Pinyon-juniper woodlands are influenced by climate, grazing, fires, tree harvest, and insect-pathogen outbreaks. Since the late 1800s, distribution and density of pinyon and juniper and the accompanying native understory has been significantly altered by changing fire frequency, grazing patterns, and climate cycles. In many places, these two tree species, especially juniper, have encroached on adjacent shrublands and grasslands, changing the habitats available to wildlife, as well as the forage available to domestic cattle. In this system, fire acts to open stands, increase diversity and productivity in understory species, and create a mosaic of stands of different sizes and ages across the landscape while maintaining the boundary between woodlands and adjacent shrubs or grasslands.

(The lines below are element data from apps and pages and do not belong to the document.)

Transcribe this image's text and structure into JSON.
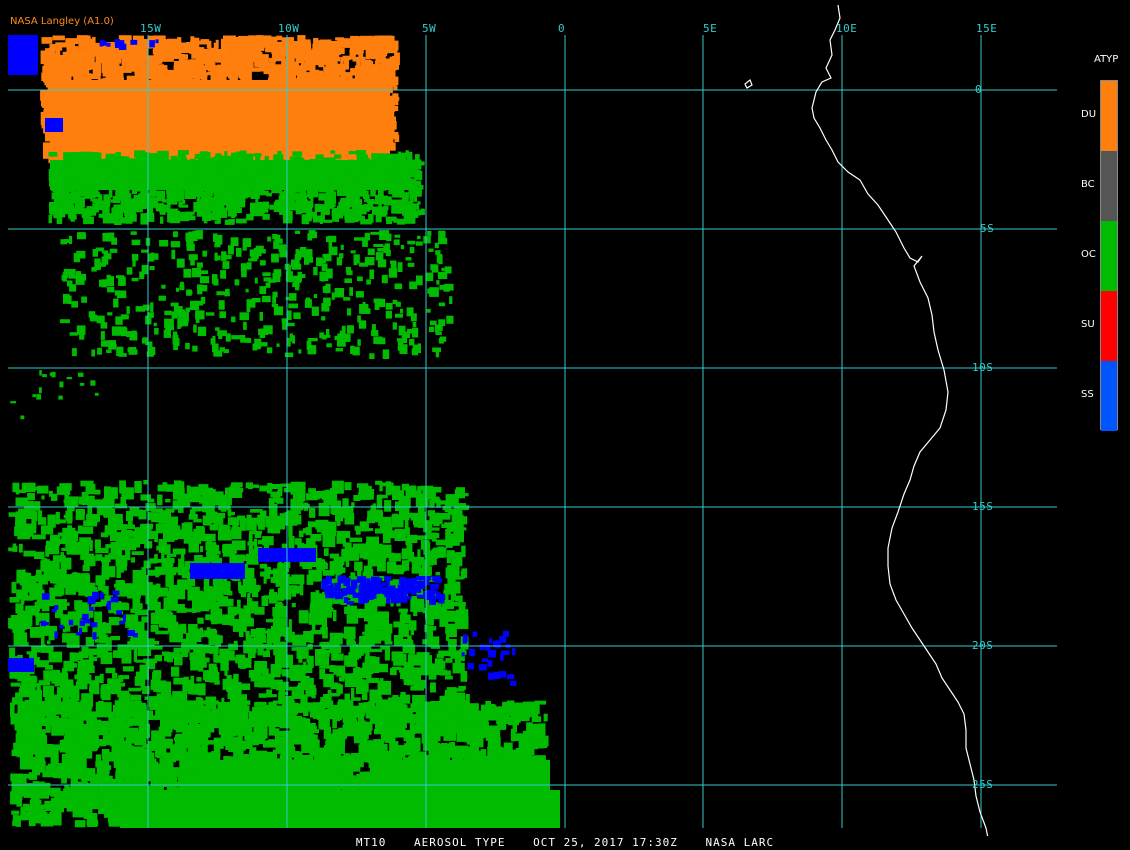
{
  "source": "NASA Langley (A1.0)",
  "lon_labels": [
    "15W",
    "10W",
    "5W",
    "0",
    "5E",
    "10E",
    "15E"
  ],
  "lat_labels": [
    "0",
    "5S",
    "10S",
    "15S",
    "20S",
    "25S"
  ],
  "legend": {
    "title": "ATYP",
    "items": [
      {
        "label": "DU",
        "color": "#ff7f0e"
      },
      {
        "label": "BC",
        "color": "#555555"
      },
      {
        "label": "OC",
        "color": "#00bb00"
      },
      {
        "label": "SU",
        "color": "#ff0000"
      },
      {
        "label": "SS",
        "color": "#0055ff"
      }
    ]
  },
  "colors": {
    "grid": "#33cccc",
    "coast": "#ffffff",
    "dust": "#ff7f0e",
    "organic_carbon": "#00bb00",
    "sea_salt": "#0000ff"
  },
  "footer": {
    "product": "MT10",
    "title": "AEROSOL TYPE",
    "datetime": "OCT 25, 2017 17:30Z",
    "credit": "NASA LARC"
  }
}
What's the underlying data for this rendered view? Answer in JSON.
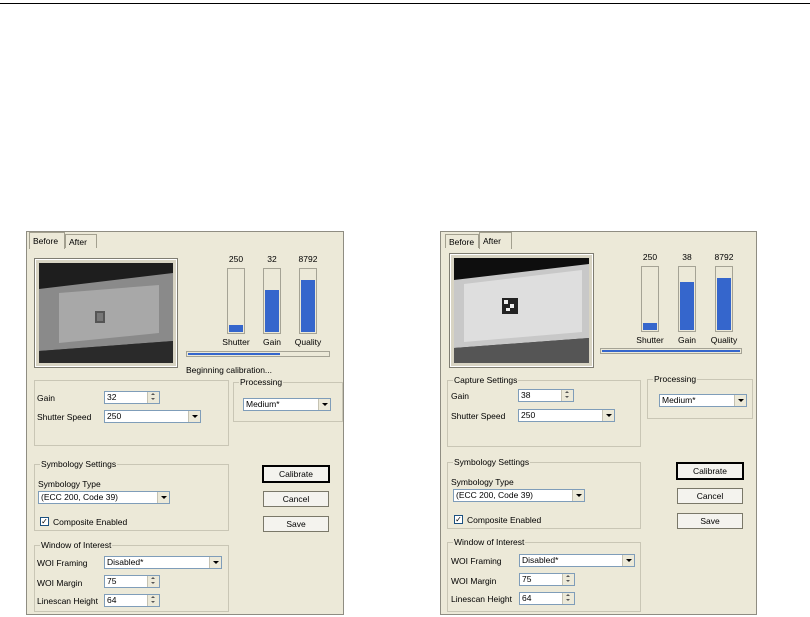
{
  "before": {
    "tabs": [
      {
        "label": "Before"
      },
      {
        "label": "After"
      }
    ],
    "bars": [
      {
        "value": "250",
        "label": "Shutter",
        "level": 0.14
      },
      {
        "value": "32",
        "label": "Gain",
        "level": 0.68
      },
      {
        "value": "8792",
        "label": "Quality",
        "level": 0.84
      }
    ],
    "progress": 0.66,
    "status": "Beginning calibration...",
    "gain_group": {
      "gain_label": "Gain",
      "gain_value": "32",
      "shutter_label": "Shutter Speed",
      "shutter_value": "250"
    },
    "processing": {
      "title": "Processing",
      "value": "Medium*"
    },
    "symbology": {
      "title": "Symbology Settings",
      "type_label": "Symbology Type",
      "type_value": "(ECC 200, Code 39)",
      "checkbox_label": "Composite Enabled",
      "checked": true
    },
    "buttons": {
      "calibrate": "Calibrate",
      "cancel": "Cancel",
      "save": "Save"
    },
    "woi": {
      "title": "Window of Interest",
      "framing_label": "WOI Framing",
      "framing_value": "Disabled*",
      "margin_label": "WOI Margin",
      "margin_value": "75",
      "linescan_label": "Linescan Height",
      "linescan_value": "64"
    }
  },
  "after": {
    "tabs": [
      {
        "label": "Before"
      },
      {
        "label": "After"
      }
    ],
    "bars": [
      {
        "value": "250",
        "label": "Shutter",
        "level": 0.14
      },
      {
        "value": "38",
        "label": "Gain",
        "level": 0.78
      },
      {
        "value": "8792",
        "label": "Quality",
        "level": 0.84
      }
    ],
    "progress": 1.0,
    "capture_group": {
      "title": "Capture Settings",
      "gain_label": "Gain",
      "gain_value": "38",
      "shutter_label": "Shutter Speed",
      "shutter_value": "250"
    },
    "processing": {
      "title": "Processing",
      "value": "Medium*"
    },
    "symbology": {
      "title": "Symbology Settings",
      "type_label": "Symbology Type",
      "type_value": "(ECC 200, Code 39)",
      "checkbox_label": "Composite Enabled",
      "checked": true
    },
    "buttons": {
      "calibrate": "Calibrate",
      "cancel": "Cancel",
      "save": "Save"
    },
    "woi": {
      "title": "Window of Interest",
      "framing_label": "WOI Framing",
      "framing_value": "Disabled*",
      "margin_label": "WOI Margin",
      "margin_value": "75",
      "linescan_label": "Linescan Height",
      "linescan_value": "64"
    }
  }
}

These woodlands are used by many common mammal species, including several bat species, desert and Nuttall’s cottontails, Mexican woodrats, rock squirrels, pinyon and deer mice, gray foxes, mule deer, and mountain lions. Common bird species include the pinyon jay, western scrub jay, turkey, chipping sparrow. A number of reptiles are characteristic, including the collared lizard, plateau lizard, and tree lizard. Pinyon-juniper is the third most important habitat in the state for Colorado’s rare plants. This is also an important habitat for birds, including the Gray Vireo, one of Colorado’s rare birds, and the black-throated gray warbler. Rare reptiles include the long-nosed leopard lizard.
Colorado Plateau pinyon-juniper covers nearly 5 million acres in western Colorado. Ownership is predominantly federal, mostly under the management of the Bureau of Land Management. Pinyon-juniper ecological systems have declined in both extent and quality compared to historic norms, although there are a number of very large patches remaining. Threats include urban development, recreation (especially motorized recreation), invasive species (most notably an increase in cheatgrass in the understory, which has led to increasing fire ignitions), and energy development.
Overall biodiversity, threat, and protection status scores for
Colorado Plateau Pinyon-Juniper in Colorado.
A “windrose” graph depicting Colorado Plateau Pinyon-Juniper status for individual scoring factors.